## THE DATA
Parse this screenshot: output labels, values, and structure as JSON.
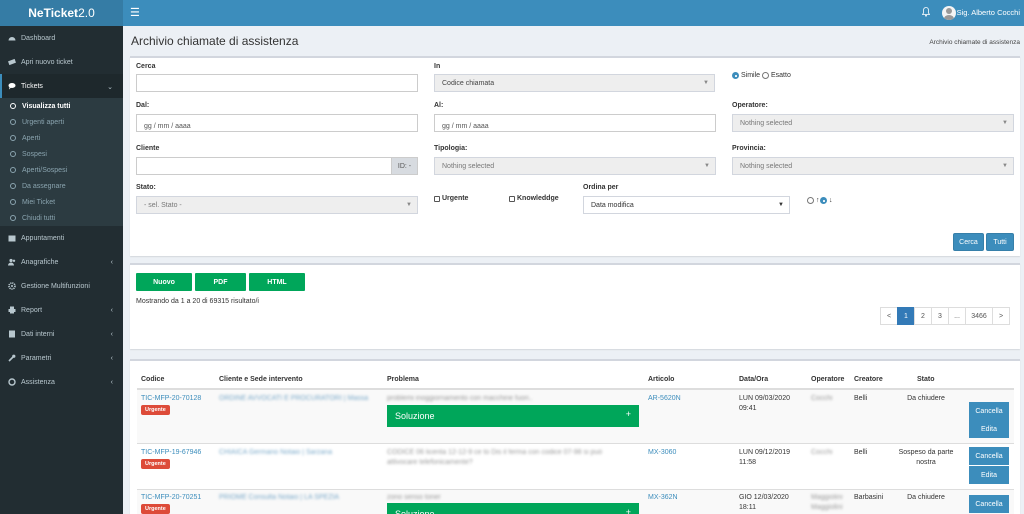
{
  "app": {
    "logo_bold": "NeTicket",
    "logo_ver": "2.0",
    "user": "Sig. Alberto Cocchi"
  },
  "sidebar": {
    "items": [
      {
        "label": "Dashboard",
        "icon": "dashboard-icon"
      },
      {
        "label": "Apri nuovo ticket",
        "icon": "ticket-icon"
      },
      {
        "label": "Tickets",
        "icon": "comments-icon"
      },
      {
        "label": "Appuntamenti",
        "icon": "calendar-icon"
      },
      {
        "label": "Anagrafiche",
        "icon": "users-icon"
      },
      {
        "label": "Gestione Multifunzioni",
        "icon": "cog-icon"
      },
      {
        "label": "Report",
        "icon": "print-icon"
      },
      {
        "label": "Dati interni",
        "icon": "book-icon"
      },
      {
        "label": "Parametri",
        "icon": "wrench-icon"
      },
      {
        "label": "Assistenza",
        "icon": "lifebuoy-icon"
      }
    ],
    "sub": [
      "Visualizza tutti",
      "Urgenti aperti",
      "Aperti",
      "Sospesi",
      "Aperti/Sospesi",
      "Da assegnare",
      "Miei Ticket",
      "Chiudi tutti"
    ]
  },
  "page": {
    "title": "Archivio chiamate di assistenza",
    "breadcrumb": "Archivio chiamate di assistenza"
  },
  "filters": {
    "cerca_label": "Cerca",
    "in_label": "In",
    "in_value": "Codice chiamata",
    "simile": "Simile",
    "esatto": "Esatto",
    "dal_label": "Dal:",
    "al_label": "Al:",
    "date_placeholder": "gg / mm / aaaa",
    "operatore_label": "Operatore:",
    "nothing": "Nothing selected",
    "cliente_label": "Cliente",
    "id_addon": "ID: -",
    "tipologia_label": "Tipologia:",
    "provincia_label": "Provincia:",
    "stato_label": "Stato:",
    "stato_value": "- sel. Stato -",
    "urgente": "Urgente",
    "knowleddge": "Knowleddge",
    "ordina_label": "Ordina per",
    "ordina_value": "Data modifica",
    "cerca_btn": "Cerca",
    "tutti_btn": "Tutti"
  },
  "results": {
    "nuovo": "Nuovo",
    "pdf": "PDF",
    "html": "HTML",
    "summary": "Mostrando da 1 a 20 di 69315 risultato/i",
    "pages": [
      "<",
      "1",
      "2",
      "3",
      "...",
      "3466",
      ">"
    ],
    "current_page": "1"
  },
  "table": {
    "headers": [
      "Codice",
      "Cliente e Sede intervento",
      "Problema",
      "Articolo",
      "Data/Ora",
      "Operatore",
      "Creatore",
      "Stato"
    ],
    "solution_label": "Soluzione",
    "cancel_label": "Cancella",
    "edit_label": "Edita",
    "rows": [
      {
        "code": "TIC-MFP-20-70128",
        "badge": "Urgente",
        "client": "ORDINE AVVOCATI E PROCURATORI | Massa",
        "problem": "problemi inoggiornamento con macchine fuori..",
        "article": "AR-5620N",
        "date1": "LUN 09/03/2020",
        "date2": "09:41",
        "operator": "Cocchi",
        "creator": "Belli",
        "state": "Da chiudere"
      },
      {
        "code": "TIC-MFP-19-67946",
        "badge": "Urgente",
        "client": "CHIAICA Germano Notaio | Sarzana",
        "problem": "CODICE 06 licenta 12-12-9 ce to Dis il ferma con codice 07-98 si può attivocare telefonicamente?",
        "article": "MX-3060",
        "date1": "LUN 09/12/2019",
        "date2": "11:58",
        "operator": "Cocchi",
        "creator": "Belli",
        "state": "Sospeso da parte nostra"
      },
      {
        "code": "TIC-MFP-20-70251",
        "badge": "Urgente",
        "client": "PRIOME Consulta Notaio | LA SPEZIA",
        "problem": "zono senso toner",
        "article": "MX-362N",
        "date1": "GIO 12/03/2020",
        "date2": "18:11",
        "operator": "Maggiolini Maggiolini",
        "creator": "Barbasini",
        "state": "Da chiudere"
      }
    ]
  }
}
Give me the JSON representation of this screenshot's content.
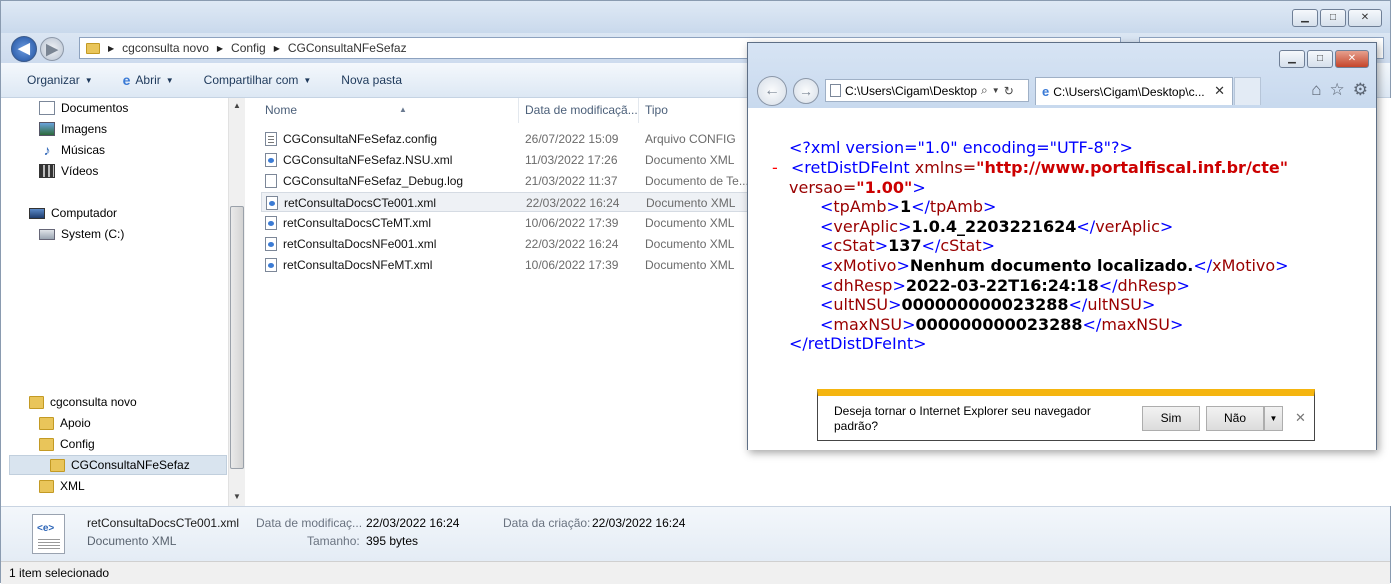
{
  "explorer": {
    "breadcrumb": [
      "cgconsulta novo",
      "Config",
      "CGConsultaNFeSefaz"
    ],
    "toolbar": {
      "organizar": "Organizar",
      "abrir": "Abrir",
      "compartilhar": "Compartilhar com",
      "nova_pasta": "Nova pasta"
    },
    "nav": {
      "libraries": [
        "Documentos",
        "Imagens",
        "Músicas",
        "Vídeos"
      ],
      "computador": "Computador",
      "system": "System (C:)",
      "root_folder": "cgconsulta novo",
      "subfolders": [
        "Apoio",
        "Config",
        "CGConsultaNFeSefaz",
        "XML"
      ]
    },
    "columns": {
      "name": "Nome",
      "date": "Data de modificaçã...",
      "type": "Tipo"
    },
    "files": [
      {
        "name": "CGConsultaNFeSefaz.config",
        "date": "26/07/2022 15:09",
        "type": "Arquivo CONFIG",
        "icon": "config-file"
      },
      {
        "name": "CGConsultaNFeSefaz.NSU.xml",
        "date": "11/03/2022 17:26",
        "type": "Documento XML",
        "icon": "xml-file"
      },
      {
        "name": "CGConsultaNFeSefaz_Debug.log",
        "date": "21/03/2022 11:37",
        "type": "Documento de Te...",
        "icon": "text-file"
      },
      {
        "name": "retConsultaDocsCTe001.xml",
        "date": "22/03/2022 16:24",
        "type": "Documento XML",
        "icon": "xml-file"
      },
      {
        "name": "retConsultaDocsCTeMT.xml",
        "date": "10/06/2022 17:39",
        "type": "Documento XML",
        "icon": "xml-file"
      },
      {
        "name": "retConsultaDocsNFe001.xml",
        "date": "22/03/2022 16:24",
        "type": "Documento XML",
        "icon": "xml-file"
      },
      {
        "name": "retConsultaDocsNFeMT.xml",
        "date": "10/06/2022 17:39",
        "type": "Documento XML",
        "icon": "xml-file"
      }
    ],
    "details": {
      "name": "retConsultaDocsCTe001.xml",
      "type": "Documento XML",
      "mod_label": "Data de modificaç...",
      "mod_value": "22/03/2022 16:24",
      "size_label": "Tamanho:",
      "size_value": "395 bytes",
      "created_label": "Data da criação:",
      "created_value": "22/03/2022 16:24"
    },
    "status": "1 item selecionado"
  },
  "ie": {
    "url": "C:\\Users\\Cigam\\Desktop",
    "tab_title": "C:\\Users\\Cigam\\Desktop\\c...",
    "xml": {
      "decl": "<?xml version=\"1.0\" encoding=\"UTF-8\"?>",
      "minus": "-",
      "root_open_tag": "<retDistDFeInt",
      "xmlns_attr": "xmlns=",
      "xmlns_val": "\"http://www.portalfiscal.inf.br/cte\"",
      "versao_attr": "versao=",
      "versao_val": "\"1.00\"",
      "gt": ">",
      "elements": [
        {
          "name": "tpAmb",
          "value": "1"
        },
        {
          "name": "verAplic",
          "value": "1.0.4_2203221624"
        },
        {
          "name": "cStat",
          "value": "137"
        },
        {
          "name": "xMotivo",
          "value": "Nenhum documento localizado."
        },
        {
          "name": "dhResp",
          "value": "2022-03-22T16:24:18"
        },
        {
          "name": "ultNSU",
          "value": "000000000023288"
        },
        {
          "name": "maxNSU",
          "value": "000000000023288"
        }
      ],
      "root_close": "</retDistDFeInt>"
    },
    "notification": {
      "text": "Deseja tornar o Internet Explorer seu navegador padrão?",
      "yes": "Sim",
      "no": "Não"
    }
  },
  "colors": {
    "accent": "#f5b50f",
    "xml_tag": "#0000ff",
    "xml_name": "#990000"
  }
}
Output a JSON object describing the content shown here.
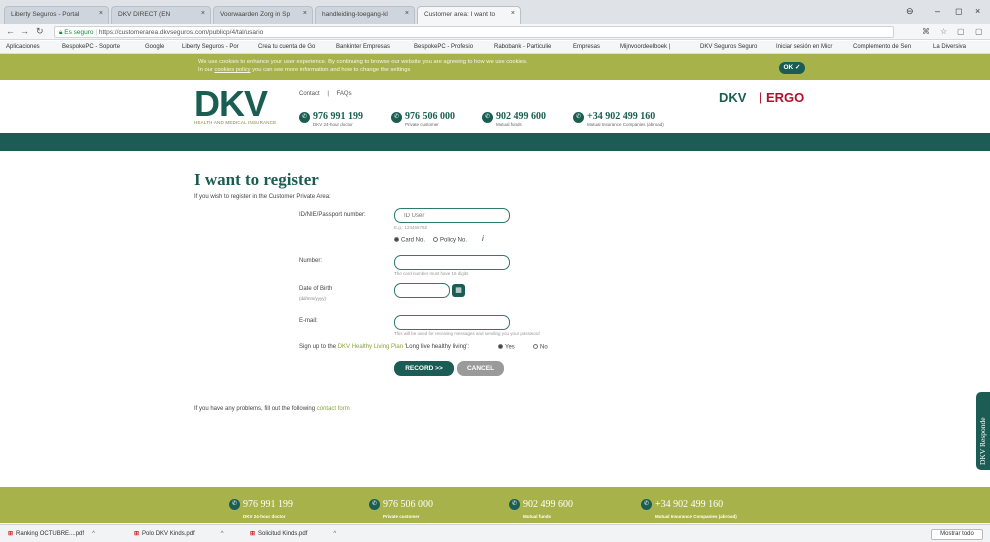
{
  "browser": {
    "tabs": [
      {
        "label": "Liberty Seguros - Portal"
      },
      {
        "label": "DKV DIRECT (EN"
      },
      {
        "label": "Voorwaarden Zorg in Sp"
      },
      {
        "label": "handleiding-toegang-kl"
      },
      {
        "label": "Customer area: I want to"
      }
    ],
    "address": {
      "secure_label": "Es seguro",
      "url": "https://customerarea.dkvseguros.com/publicp/4/tal/usario"
    },
    "bookmarks": [
      "Aplicaciones",
      "BespokePC - Soporte",
      "Google",
      "Liberty Seguros - Por",
      "Crea tu cuenta de Go",
      "Bankinter Empresas",
      "BespokePC - Profesio",
      "Rabobank - Particulie",
      "Empresas",
      "Mijnvoordeelboek |",
      "DKV Seguros Seguro",
      "Iniciar sesión en Micr",
      "Complemento de Sen",
      "La Diversiva"
    ]
  },
  "cookie": {
    "line1": "We use cookies to enhance your user experience. By continuing to browse our website you are agreeing to how we use cookies.",
    "line2_pre": "In our ",
    "line2_link": "cookies policy",
    "line2_post": " you can see more information and how to change the settings",
    "ok_label": "OK ✓"
  },
  "header": {
    "logo": "DKV",
    "logo_tagline": "HEALTH AND MEDICAL INSURANCE",
    "links": {
      "contact": "Contact",
      "sep": "|",
      "faqs": "FAQs"
    },
    "phones": [
      {
        "number": "976 991 199",
        "caption": "DKV 24-hour doctor"
      },
      {
        "number": "976 506 000",
        "caption": "Private customer"
      },
      {
        "number": "902 499 600",
        "caption": "Mutual funds"
      },
      {
        "number": "+34 902 499 160",
        "caption": "Mutual Insurance Companies (abroad)"
      }
    ],
    "brand_dkv": "DKV",
    "brand_sep": "|",
    "brand_ergo": "ERGO"
  },
  "form": {
    "title": "I want to register",
    "intro": "If you wish to register in the Customer Private Area:",
    "id_label": "ID/NIE/Passport number:",
    "id_placeholder": "ID User",
    "id_hint": "E.g.: 12345678Z",
    "radio_card": "Card No.",
    "radio_policy": "Policy No.",
    "info_icon": "i",
    "number_label": "Number:",
    "number_hint": "The card number must have 16 digits",
    "dob_label": "Date of Birth",
    "dob_format": "(dd/mm/yyyy)",
    "email_label": "E-mail:",
    "email_hint": "This will be used for receiving messages and sending you your password",
    "signup_pre": "Sign up to the ",
    "signup_link": "DKV Healthy Living Plan",
    "signup_post": " 'Long live healthy living':",
    "signup_yes": "Yes",
    "signup_no": "No",
    "record_label": "RECORD >>",
    "cancel_label": "CANCEL",
    "problems_pre": "If you have any problems, fill out the following ",
    "problems_link": "contact form"
  },
  "side_tab": "DKV Responde",
  "footer": {
    "phones": [
      {
        "number": "976 991 199",
        "caption": "DKV 24-hour doctor"
      },
      {
        "number": "976 506 000",
        "caption": "Private customer"
      },
      {
        "number": "902 499 600",
        "caption": "Mutual funds"
      },
      {
        "number": "+34 902 499 160",
        "caption": "Mutual Insurance Companies (abroad)"
      }
    ]
  },
  "downloads": {
    "items": [
      "Ranking OCTUBRE....pdf",
      "Polo DKV Kinds.pdf",
      "Solicitud Kinds.pdf"
    ],
    "show_all": "Mostrar todo"
  },
  "colors": {
    "brand_green": "#1b5d55",
    "olive": "#a7b24a",
    "ergo_red": "#b0102a"
  }
}
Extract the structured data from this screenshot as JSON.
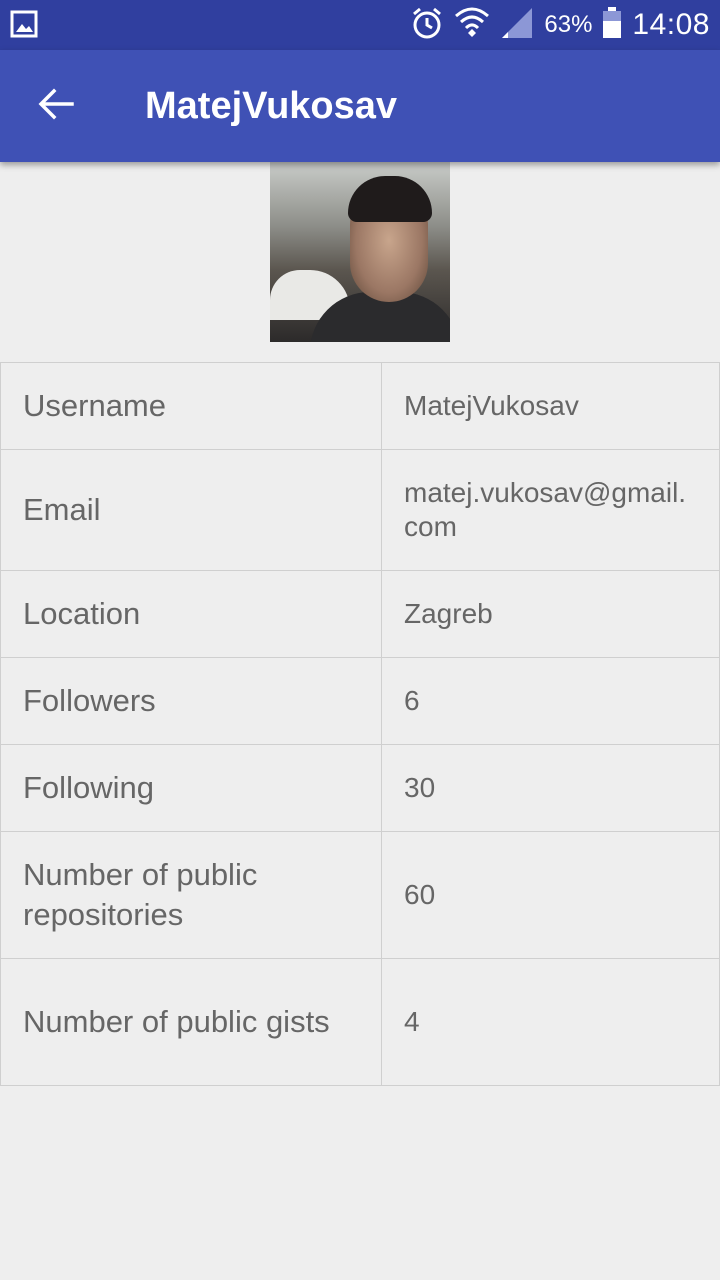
{
  "status_bar": {
    "battery": "63%",
    "time": "14:08",
    "icons": [
      "gallery-icon",
      "alarm-icon",
      "wifi-icon",
      "signal-icon",
      "battery-icon"
    ]
  },
  "app_bar": {
    "title": "MatejVukosav",
    "back_icon": "arrow-back-icon"
  },
  "profile": {
    "rows": [
      {
        "label": "Username",
        "value": "MatejVukosav"
      },
      {
        "label": "Email",
        "value": "matej.vukosav@gmail.com"
      },
      {
        "label": "Location",
        "value": "Zagreb"
      },
      {
        "label": "Followers",
        "value": "6"
      },
      {
        "label": "Following",
        "value": "30"
      },
      {
        "label": "Number of public repositories",
        "value": "60"
      },
      {
        "label": "Number of public gists",
        "value": "4"
      }
    ]
  },
  "colors": {
    "status_bar": "#303f9f",
    "app_bar": "#3f51b5",
    "background": "#eeeeee",
    "text": "#666666"
  }
}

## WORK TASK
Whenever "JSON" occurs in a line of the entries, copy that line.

## FINAL ANSWER
Parse this screenshot: output labels, values, and structure as JSON.
Give me the JSON representation of this screenshot's content.
Output a JSON object describing the content shown here.
Extract the structured data from this screenshot as JSON.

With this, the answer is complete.